[Opening Records for this task section]

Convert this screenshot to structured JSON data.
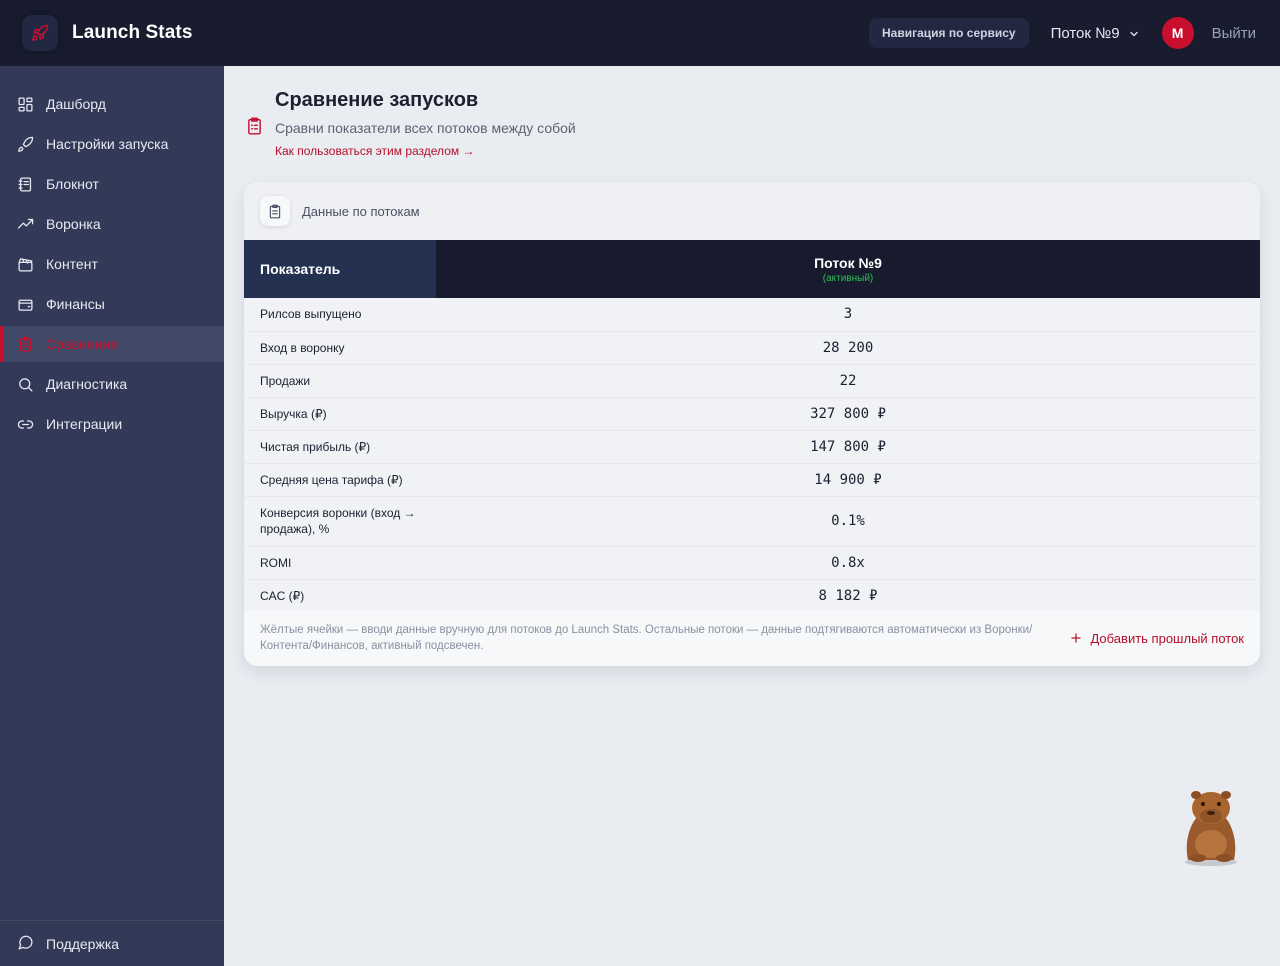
{
  "app": {
    "title": "Launch Stats"
  },
  "header": {
    "nav_button": "Навигация по сервису",
    "stream_select": "Поток №9",
    "avatar_letter": "M",
    "logout": "Выйти"
  },
  "sidebar": {
    "items": [
      {
        "label": "Дашборд",
        "icon": "grid-icon"
      },
      {
        "label": "Настройки запуска",
        "icon": "rocket-icon"
      },
      {
        "label": "Блокнот",
        "icon": "notebook-icon"
      },
      {
        "label": "Воронка",
        "icon": "trending-up-icon"
      },
      {
        "label": "Контент",
        "icon": "clapperboard-icon"
      },
      {
        "label": "Финансы",
        "icon": "wallet-icon"
      },
      {
        "label": "Сравнение",
        "icon": "clipboard-icon",
        "active": true
      },
      {
        "label": "Диагностика",
        "icon": "search-icon"
      },
      {
        "label": "Интеграции",
        "icon": "link-icon"
      }
    ],
    "footer": {
      "label": "Поддержка",
      "icon": "chat-icon"
    }
  },
  "page": {
    "title": "Сравнение запусков",
    "subtitle": "Сравни показатели всех потоков между собой",
    "help_link": "Как пользоваться этим разделом →"
  },
  "card": {
    "title": "Данные по потокам",
    "table": {
      "metric_header": "Показатель",
      "stream_header": "Поток №9",
      "stream_tag": "(активный)",
      "rows": [
        {
          "metric": "Рилсов выпущено",
          "value": "3"
        },
        {
          "metric": "Вход в воронку",
          "value": "28 200"
        },
        {
          "metric": "Продажи",
          "value": "22"
        },
        {
          "metric": "Выручка (₽)",
          "value": "327 800 ₽"
        },
        {
          "metric": "Чистая прибыль (₽)",
          "value": "147 800 ₽"
        },
        {
          "metric": "Средняя цена тарифа (₽)",
          "value": "14 900 ₽"
        },
        {
          "metric": "Конверсия воронки (вход → продажа), %",
          "value": "0.1%"
        },
        {
          "metric": "ROMI",
          "value": "0.8x"
        },
        {
          "metric": "CAC (₽)",
          "value": "8 182 ₽"
        }
      ]
    },
    "footer_note": "Жёлтые ячейки — вводи данные вручную для потоков до Launch Stats. Остальные потоки — данные подтягиваются автоматически из Воронки/Контента/Финансов, активный подсвечен.",
    "add_button": "Добавить прошлый поток"
  },
  "colors": {
    "accent": "#c8102e",
    "topbar": "#181c2e",
    "sidebar": "#333a58",
    "active_tag": "#2fbf5a"
  }
}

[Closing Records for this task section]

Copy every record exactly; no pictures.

Response below =>
Convert this screenshot to structured JSON data.
{
  "app": {
    "title": "Launch Stats"
  },
  "header": {
    "nav_button": "Навигация по сервису",
    "stream_select": "Поток №9",
    "avatar_letter": "M",
    "logout": "Выйти"
  },
  "sidebar": {
    "items": [
      {
        "label": "Дашборд",
        "icon": "grid-icon"
      },
      {
        "label": "Настройки запуска",
        "icon": "rocket-icon"
      },
      {
        "label": "Блокнот",
        "icon": "notebook-icon"
      },
      {
        "label": "Воронка",
        "icon": "trending-up-icon"
      },
      {
        "label": "Контент",
        "icon": "clapperboard-icon"
      },
      {
        "label": "Финансы",
        "icon": "wallet-icon"
      },
      {
        "label": "Сравнение",
        "icon": "clipboard-icon",
        "active": true
      },
      {
        "label": "Диагностика",
        "icon": "search-icon"
      },
      {
        "label": "Интеграции",
        "icon": "link-icon"
      }
    ],
    "footer": {
      "label": "Поддержка",
      "icon": "chat-icon"
    }
  },
  "page": {
    "title": "Сравнение запусков",
    "subtitle": "Сравни показатели всех потоков между собой",
    "help_link": "Как пользоваться этим разделом →"
  },
  "card": {
    "title": "Данные по потокам",
    "table": {
      "metric_header": "Показатель",
      "stream_header": "Поток №9",
      "stream_tag": "(активный)",
      "rows": [
        {
          "metric": "Рилсов выпущено",
          "value": "3"
        },
        {
          "metric": "Вход в воронку",
          "value": "28 200"
        },
        {
          "metric": "Продажи",
          "value": "22"
        },
        {
          "metric": "Выручка (₽)",
          "value": "327 800 ₽"
        },
        {
          "metric": "Чистая прибыль (₽)",
          "value": "147 800 ₽"
        },
        {
          "metric": "Средняя цена тарифа (₽)",
          "value": "14 900 ₽"
        },
        {
          "metric": "Конверсия воронки (вход → продажа), %",
          "value": "0.1%"
        },
        {
          "metric": "ROMI",
          "value": "0.8x"
        },
        {
          "metric": "CAC (₽)",
          "value": "8 182 ₽"
        }
      ]
    },
    "footer_note": "Жёлтые ячейки — вводи данные вручную для потоков до Launch Stats. Остальные потоки — данные подтягиваются автоматически из Воронки/Контента/Финансов, активный подсвечен.",
    "add_button": "Добавить прошлый поток"
  },
  "colors": {
    "accent": "#c8102e",
    "topbar": "#181c2e",
    "sidebar": "#333a58",
    "active_tag": "#2fbf5a"
  }
}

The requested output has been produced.